Segment Open

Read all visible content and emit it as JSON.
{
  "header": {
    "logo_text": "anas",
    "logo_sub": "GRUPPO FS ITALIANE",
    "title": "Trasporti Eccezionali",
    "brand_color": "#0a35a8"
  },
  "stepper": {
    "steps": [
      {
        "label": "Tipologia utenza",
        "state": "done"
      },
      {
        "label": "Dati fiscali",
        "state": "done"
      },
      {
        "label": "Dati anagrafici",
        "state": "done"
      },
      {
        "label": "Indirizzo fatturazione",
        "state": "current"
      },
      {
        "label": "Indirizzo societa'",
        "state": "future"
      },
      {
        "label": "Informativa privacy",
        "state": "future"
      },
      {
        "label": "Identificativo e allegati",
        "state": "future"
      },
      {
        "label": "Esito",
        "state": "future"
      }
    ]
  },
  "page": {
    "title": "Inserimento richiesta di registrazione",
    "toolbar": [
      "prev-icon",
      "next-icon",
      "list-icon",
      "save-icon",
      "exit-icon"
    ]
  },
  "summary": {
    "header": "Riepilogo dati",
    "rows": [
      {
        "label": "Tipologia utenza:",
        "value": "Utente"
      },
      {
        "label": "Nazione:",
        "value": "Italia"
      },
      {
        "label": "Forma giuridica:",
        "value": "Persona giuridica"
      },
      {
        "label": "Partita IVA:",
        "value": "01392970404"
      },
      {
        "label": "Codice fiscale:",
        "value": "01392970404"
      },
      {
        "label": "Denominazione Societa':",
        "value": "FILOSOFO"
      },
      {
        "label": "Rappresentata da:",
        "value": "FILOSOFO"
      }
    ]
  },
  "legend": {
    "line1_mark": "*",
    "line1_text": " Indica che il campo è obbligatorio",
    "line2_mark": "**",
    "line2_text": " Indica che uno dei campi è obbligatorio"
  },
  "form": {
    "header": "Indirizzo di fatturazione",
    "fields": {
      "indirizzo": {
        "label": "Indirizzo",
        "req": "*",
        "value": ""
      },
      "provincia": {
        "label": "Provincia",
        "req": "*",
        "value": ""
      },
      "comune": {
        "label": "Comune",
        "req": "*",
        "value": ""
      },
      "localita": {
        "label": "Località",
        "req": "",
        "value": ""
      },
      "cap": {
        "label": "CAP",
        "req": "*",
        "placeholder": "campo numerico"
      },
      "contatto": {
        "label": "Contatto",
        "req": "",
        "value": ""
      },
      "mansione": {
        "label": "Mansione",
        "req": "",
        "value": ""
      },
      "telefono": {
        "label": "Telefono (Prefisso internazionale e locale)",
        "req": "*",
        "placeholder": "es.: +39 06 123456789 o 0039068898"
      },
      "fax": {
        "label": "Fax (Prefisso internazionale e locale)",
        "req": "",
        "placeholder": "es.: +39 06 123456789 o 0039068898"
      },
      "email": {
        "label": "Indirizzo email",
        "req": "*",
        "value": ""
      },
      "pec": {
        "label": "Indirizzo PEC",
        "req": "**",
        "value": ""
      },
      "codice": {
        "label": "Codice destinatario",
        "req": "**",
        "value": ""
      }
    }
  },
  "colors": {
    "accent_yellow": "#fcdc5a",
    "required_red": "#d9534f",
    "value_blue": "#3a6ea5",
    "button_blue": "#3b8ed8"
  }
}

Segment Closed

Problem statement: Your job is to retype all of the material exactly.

Solution for this problem:
Read all visible content and emit it as JSON.
{
  "header": {
    "logo_text": "anas",
    "logo_sub": "GRUPPO FS ITALIANE",
    "title": "Trasporti Eccezionali",
    "brand_color": "#0a35a8"
  },
  "stepper": {
    "steps": [
      {
        "label": "Tipologia utenza",
        "state": "done"
      },
      {
        "label": "Dati fiscali",
        "state": "done"
      },
      {
        "label": "Dati anagrafici",
        "state": "done"
      },
      {
        "label": "Indirizzo fatturazione",
        "state": "current"
      },
      {
        "label": "Indirizzo societa'",
        "state": "future"
      },
      {
        "label": "Informativa privacy",
        "state": "future"
      },
      {
        "label": "Identificativo e allegati",
        "state": "future"
      },
      {
        "label": "Esito",
        "state": "future"
      }
    ]
  },
  "page": {
    "title": "Inserimento richiesta di registrazione",
    "toolbar": [
      "prev-icon",
      "next-icon",
      "list-icon",
      "save-icon",
      "exit-icon"
    ]
  },
  "summary": {
    "header": "Riepilogo dati",
    "rows": [
      {
        "label": "Tipologia utenza:",
        "value": "Utente"
      },
      {
        "label": "Nazione:",
        "value": "Italia"
      },
      {
        "label": "Forma giuridica:",
        "value": "Persona giuridica"
      },
      {
        "label": "Partita IVA:",
        "value": "01392970404"
      },
      {
        "label": "Codice fiscale:",
        "value": "01392970404"
      },
      {
        "label": "Denominazione Societa':",
        "value": "FILOSOFO"
      },
      {
        "label": "Rappresentata da:",
        "value": "FILOSOFO"
      }
    ]
  },
  "legend": {
    "line1_mark": "*",
    "line1_text": " Indica che il campo è obbligatorio",
    "line2_mark": "**",
    "line2_text": " Indica che uno dei campi è obbligatorio"
  },
  "form": {
    "header": "Indirizzo di fatturazione",
    "fields": {
      "indirizzo": {
        "label": "Indirizzo",
        "req": "*",
        "value": ""
      },
      "provincia": {
        "label": "Provincia",
        "req": "*",
        "value": ""
      },
      "comune": {
        "label": "Comune",
        "req": "*",
        "value": ""
      },
      "localita": {
        "label": "Località",
        "req": "",
        "value": ""
      },
      "cap": {
        "label": "CAP",
        "req": "*",
        "placeholder": "campo numerico"
      },
      "contatto": {
        "label": "Contatto",
        "req": "",
        "value": ""
      },
      "mansione": {
        "label": "Mansione",
        "req": "",
        "value": ""
      },
      "telefono": {
        "label": "Telefono (Prefisso internazionale e locale)",
        "req": "*",
        "placeholder": "es.: +39 06 123456789 o 0039068898"
      },
      "fax": {
        "label": "Fax (Prefisso internazionale e locale)",
        "req": "",
        "placeholder": "es.: +39 06 123456789 o 0039068898"
      },
      "email": {
        "label": "Indirizzo email",
        "req": "*",
        "value": ""
      },
      "pec": {
        "label": "Indirizzo PEC",
        "req": "**",
        "value": ""
      },
      "codice": {
        "label": "Codice destinatario",
        "req": "**",
        "value": ""
      }
    }
  },
  "colors": {
    "accent_yellow": "#fcdc5a",
    "required_red": "#d9534f",
    "value_blue": "#3a6ea5",
    "button_blue": "#3b8ed8"
  }
}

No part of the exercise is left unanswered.